**Provided entries:**
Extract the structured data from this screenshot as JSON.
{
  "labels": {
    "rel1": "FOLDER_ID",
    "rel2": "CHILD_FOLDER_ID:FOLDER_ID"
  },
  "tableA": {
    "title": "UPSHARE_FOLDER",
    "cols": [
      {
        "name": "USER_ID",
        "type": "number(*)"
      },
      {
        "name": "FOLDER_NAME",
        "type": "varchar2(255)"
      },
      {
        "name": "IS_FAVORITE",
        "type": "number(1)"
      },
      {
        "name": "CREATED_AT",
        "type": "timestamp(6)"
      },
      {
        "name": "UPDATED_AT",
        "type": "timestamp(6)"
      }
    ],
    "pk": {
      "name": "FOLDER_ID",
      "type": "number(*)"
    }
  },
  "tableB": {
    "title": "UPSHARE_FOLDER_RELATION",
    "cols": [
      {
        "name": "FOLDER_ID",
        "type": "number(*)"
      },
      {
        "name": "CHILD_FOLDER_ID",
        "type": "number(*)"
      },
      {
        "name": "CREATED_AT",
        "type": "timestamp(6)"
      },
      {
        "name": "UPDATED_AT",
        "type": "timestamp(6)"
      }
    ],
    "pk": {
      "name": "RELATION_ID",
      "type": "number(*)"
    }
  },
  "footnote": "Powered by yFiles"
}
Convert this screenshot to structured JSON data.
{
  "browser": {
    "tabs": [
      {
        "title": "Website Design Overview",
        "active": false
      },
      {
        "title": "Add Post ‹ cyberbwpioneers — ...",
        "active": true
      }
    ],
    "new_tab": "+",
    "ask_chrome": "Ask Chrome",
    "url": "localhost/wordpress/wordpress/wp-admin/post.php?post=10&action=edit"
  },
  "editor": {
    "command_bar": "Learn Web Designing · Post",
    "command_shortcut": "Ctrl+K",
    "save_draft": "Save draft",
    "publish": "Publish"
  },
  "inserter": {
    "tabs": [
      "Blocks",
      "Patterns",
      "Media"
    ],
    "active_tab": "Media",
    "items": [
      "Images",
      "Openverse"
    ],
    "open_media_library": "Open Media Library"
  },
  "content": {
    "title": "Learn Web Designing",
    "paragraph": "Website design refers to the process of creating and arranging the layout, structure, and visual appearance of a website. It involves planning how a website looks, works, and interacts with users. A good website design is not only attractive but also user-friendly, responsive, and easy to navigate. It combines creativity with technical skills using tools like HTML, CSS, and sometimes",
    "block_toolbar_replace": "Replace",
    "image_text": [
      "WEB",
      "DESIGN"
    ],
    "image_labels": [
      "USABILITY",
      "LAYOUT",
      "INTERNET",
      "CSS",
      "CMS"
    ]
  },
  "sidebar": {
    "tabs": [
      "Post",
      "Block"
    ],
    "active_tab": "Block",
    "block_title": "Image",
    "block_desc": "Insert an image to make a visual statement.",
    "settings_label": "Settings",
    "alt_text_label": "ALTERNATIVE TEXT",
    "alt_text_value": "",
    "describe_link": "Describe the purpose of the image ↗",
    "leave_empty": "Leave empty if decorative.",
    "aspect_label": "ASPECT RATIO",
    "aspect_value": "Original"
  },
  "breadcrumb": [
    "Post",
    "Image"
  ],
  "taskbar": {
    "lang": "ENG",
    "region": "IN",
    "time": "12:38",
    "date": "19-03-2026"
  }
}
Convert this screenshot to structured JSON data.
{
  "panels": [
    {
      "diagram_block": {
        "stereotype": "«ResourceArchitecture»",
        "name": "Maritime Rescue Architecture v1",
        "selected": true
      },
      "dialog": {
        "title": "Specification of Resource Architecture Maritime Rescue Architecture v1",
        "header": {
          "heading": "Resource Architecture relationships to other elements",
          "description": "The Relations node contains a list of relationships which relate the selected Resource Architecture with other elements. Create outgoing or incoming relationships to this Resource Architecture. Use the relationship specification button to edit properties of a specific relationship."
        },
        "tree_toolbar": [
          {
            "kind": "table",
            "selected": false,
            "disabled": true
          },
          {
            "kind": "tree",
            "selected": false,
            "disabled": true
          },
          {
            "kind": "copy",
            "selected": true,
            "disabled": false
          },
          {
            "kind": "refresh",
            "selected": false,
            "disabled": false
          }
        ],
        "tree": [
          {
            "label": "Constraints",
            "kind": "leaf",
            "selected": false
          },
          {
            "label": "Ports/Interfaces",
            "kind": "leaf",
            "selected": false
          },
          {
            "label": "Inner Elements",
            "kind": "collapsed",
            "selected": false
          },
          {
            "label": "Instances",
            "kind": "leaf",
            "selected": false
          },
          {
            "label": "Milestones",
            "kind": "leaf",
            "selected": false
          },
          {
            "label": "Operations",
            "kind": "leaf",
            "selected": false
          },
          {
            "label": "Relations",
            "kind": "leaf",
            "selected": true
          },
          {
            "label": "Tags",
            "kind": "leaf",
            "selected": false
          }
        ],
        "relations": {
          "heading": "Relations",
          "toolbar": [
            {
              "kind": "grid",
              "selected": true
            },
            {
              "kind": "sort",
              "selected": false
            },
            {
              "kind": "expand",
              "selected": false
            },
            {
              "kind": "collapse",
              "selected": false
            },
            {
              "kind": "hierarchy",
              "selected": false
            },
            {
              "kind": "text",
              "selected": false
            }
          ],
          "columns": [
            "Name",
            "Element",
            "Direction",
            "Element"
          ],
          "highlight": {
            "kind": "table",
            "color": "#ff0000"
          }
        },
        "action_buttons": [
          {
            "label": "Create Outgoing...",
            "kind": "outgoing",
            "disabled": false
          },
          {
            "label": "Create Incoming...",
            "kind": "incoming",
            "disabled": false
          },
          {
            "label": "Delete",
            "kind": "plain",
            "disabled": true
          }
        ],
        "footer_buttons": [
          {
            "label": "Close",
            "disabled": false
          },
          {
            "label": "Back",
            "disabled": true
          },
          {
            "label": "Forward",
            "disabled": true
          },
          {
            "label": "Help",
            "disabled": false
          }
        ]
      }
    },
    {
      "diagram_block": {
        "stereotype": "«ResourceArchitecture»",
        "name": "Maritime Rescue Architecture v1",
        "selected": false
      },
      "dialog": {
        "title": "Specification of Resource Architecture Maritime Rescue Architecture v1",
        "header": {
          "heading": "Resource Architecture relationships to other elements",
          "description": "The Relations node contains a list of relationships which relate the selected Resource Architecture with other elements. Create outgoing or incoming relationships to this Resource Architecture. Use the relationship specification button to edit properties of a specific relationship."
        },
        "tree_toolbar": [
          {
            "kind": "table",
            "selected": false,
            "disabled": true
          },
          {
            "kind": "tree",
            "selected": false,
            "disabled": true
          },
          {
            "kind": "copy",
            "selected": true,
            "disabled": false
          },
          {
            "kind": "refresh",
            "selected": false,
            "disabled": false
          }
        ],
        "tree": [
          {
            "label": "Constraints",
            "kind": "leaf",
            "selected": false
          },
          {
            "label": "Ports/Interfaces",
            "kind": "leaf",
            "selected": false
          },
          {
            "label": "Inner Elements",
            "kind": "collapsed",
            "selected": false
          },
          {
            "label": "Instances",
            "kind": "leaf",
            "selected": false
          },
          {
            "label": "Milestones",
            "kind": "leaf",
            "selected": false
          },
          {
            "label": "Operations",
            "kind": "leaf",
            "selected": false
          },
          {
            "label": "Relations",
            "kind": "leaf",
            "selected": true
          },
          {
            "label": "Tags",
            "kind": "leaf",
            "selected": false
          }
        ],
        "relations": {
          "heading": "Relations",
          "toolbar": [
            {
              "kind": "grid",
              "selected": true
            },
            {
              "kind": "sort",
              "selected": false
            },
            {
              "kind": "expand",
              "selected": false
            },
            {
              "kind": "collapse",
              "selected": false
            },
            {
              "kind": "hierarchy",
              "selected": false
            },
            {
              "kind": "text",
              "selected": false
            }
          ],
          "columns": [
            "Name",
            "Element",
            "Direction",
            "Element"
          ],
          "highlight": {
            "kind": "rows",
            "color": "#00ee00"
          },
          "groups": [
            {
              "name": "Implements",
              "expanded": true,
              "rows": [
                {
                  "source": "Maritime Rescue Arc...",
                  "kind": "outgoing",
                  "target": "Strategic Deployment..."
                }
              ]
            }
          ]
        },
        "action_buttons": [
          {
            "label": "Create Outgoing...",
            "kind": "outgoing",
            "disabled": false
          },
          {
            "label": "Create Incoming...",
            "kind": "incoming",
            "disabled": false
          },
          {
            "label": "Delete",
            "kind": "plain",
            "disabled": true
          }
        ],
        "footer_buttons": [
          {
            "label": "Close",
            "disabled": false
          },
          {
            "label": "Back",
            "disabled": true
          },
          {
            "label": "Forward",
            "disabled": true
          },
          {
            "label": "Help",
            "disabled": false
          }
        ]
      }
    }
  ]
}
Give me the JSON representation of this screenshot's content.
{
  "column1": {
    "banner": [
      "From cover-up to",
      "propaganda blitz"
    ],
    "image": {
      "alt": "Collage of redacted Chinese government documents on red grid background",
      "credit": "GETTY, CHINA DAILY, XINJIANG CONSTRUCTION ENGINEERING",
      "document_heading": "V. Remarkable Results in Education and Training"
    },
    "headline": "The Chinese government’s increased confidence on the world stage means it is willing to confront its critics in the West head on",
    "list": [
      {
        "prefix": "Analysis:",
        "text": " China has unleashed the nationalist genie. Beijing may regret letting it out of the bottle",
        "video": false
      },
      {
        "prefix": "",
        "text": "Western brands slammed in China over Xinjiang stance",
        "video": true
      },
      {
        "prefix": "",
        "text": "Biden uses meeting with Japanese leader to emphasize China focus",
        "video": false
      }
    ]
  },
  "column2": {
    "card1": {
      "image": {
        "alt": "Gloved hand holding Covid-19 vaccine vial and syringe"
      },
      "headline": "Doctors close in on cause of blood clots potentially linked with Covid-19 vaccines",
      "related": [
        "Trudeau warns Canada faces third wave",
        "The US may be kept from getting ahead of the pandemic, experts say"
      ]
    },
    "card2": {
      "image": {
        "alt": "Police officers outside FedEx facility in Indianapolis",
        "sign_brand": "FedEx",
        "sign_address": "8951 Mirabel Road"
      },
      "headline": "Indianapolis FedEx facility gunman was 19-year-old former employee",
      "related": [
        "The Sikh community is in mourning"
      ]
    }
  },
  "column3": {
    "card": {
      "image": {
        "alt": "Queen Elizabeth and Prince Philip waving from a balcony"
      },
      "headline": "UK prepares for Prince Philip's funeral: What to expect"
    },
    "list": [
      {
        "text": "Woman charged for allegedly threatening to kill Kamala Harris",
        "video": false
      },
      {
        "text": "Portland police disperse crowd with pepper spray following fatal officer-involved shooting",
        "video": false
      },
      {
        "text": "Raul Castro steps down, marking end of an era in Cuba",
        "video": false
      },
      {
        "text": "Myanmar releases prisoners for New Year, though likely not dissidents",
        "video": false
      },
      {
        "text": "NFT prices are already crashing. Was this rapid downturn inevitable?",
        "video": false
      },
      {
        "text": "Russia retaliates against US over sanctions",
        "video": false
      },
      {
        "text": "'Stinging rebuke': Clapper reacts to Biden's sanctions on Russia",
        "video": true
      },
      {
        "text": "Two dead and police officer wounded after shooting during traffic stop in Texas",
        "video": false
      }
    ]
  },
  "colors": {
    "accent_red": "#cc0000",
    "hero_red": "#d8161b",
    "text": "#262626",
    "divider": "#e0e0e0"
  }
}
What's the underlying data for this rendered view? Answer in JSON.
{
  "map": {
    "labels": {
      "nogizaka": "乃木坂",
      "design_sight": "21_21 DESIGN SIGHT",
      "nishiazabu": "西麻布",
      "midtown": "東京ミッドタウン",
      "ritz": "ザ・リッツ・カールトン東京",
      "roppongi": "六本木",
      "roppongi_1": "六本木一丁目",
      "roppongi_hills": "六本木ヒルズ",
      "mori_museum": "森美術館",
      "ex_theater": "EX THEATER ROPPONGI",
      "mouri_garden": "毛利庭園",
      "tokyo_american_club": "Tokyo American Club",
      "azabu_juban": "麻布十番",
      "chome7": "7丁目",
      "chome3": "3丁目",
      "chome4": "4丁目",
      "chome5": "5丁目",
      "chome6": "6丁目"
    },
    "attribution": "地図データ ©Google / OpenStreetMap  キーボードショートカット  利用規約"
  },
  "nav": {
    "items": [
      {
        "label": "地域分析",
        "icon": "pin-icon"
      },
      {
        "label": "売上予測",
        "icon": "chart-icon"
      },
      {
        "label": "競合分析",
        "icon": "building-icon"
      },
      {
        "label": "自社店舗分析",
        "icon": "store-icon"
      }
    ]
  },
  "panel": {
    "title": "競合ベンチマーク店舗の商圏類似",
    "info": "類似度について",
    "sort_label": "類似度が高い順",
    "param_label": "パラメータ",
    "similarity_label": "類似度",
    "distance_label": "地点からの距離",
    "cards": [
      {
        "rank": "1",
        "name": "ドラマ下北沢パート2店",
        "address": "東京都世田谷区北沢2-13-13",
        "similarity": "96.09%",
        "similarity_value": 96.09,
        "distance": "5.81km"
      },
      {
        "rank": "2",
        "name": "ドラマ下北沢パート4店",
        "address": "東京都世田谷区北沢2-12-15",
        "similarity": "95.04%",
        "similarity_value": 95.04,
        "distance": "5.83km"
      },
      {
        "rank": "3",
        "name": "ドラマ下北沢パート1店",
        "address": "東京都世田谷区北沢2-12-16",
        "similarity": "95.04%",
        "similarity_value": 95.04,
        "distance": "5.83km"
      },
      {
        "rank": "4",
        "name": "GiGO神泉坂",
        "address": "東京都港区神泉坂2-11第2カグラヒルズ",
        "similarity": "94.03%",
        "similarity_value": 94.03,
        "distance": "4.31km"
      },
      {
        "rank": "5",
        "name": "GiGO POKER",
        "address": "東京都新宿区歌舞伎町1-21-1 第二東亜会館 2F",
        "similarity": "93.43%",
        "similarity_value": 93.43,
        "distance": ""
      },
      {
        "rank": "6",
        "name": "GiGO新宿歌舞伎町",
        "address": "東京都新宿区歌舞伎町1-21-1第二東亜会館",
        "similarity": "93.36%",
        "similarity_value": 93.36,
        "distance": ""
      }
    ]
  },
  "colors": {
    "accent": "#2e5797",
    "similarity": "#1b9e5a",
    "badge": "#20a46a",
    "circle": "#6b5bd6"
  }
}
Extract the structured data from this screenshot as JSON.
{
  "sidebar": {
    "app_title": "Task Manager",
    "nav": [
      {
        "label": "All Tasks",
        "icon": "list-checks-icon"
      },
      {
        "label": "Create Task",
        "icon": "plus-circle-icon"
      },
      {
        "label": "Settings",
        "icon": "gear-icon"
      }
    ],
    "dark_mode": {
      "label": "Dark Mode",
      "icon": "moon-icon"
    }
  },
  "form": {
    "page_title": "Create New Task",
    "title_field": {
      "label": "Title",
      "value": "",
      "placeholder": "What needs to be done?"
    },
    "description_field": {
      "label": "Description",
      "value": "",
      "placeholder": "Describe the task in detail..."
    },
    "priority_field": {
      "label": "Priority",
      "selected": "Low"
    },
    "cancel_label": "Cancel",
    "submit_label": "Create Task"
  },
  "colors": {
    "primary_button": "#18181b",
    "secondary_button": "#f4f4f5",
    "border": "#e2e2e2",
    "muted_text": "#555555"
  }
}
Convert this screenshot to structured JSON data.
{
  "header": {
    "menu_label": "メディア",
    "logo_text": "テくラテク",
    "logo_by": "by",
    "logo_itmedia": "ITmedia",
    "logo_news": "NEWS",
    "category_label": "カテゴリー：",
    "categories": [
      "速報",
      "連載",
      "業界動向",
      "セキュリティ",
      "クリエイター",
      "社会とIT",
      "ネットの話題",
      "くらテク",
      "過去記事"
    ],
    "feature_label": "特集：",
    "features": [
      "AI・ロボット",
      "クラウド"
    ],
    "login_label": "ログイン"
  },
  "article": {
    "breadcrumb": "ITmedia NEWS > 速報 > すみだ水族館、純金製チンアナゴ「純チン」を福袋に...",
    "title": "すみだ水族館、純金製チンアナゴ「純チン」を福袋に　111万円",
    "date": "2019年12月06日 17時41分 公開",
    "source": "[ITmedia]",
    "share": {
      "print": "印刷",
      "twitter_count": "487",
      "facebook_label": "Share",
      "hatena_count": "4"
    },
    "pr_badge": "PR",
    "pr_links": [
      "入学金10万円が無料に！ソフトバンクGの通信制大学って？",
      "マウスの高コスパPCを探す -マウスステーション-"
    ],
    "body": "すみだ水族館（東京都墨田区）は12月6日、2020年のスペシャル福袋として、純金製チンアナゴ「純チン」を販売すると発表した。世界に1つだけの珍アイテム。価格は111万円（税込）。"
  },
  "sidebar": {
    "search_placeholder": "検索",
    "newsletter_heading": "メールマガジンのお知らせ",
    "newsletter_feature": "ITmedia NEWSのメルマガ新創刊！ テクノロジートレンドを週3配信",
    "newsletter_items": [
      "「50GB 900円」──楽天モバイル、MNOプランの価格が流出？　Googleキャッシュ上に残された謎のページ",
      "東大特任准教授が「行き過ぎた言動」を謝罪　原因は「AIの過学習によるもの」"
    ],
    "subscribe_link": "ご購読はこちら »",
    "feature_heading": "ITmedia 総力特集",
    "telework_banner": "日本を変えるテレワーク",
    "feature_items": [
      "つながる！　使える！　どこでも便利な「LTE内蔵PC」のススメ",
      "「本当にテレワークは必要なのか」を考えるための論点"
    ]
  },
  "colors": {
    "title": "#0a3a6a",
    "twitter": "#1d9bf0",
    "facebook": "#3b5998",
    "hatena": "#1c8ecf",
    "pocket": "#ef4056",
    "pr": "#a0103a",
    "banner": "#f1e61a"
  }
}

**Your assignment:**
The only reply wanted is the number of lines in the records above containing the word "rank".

**Solution:**
6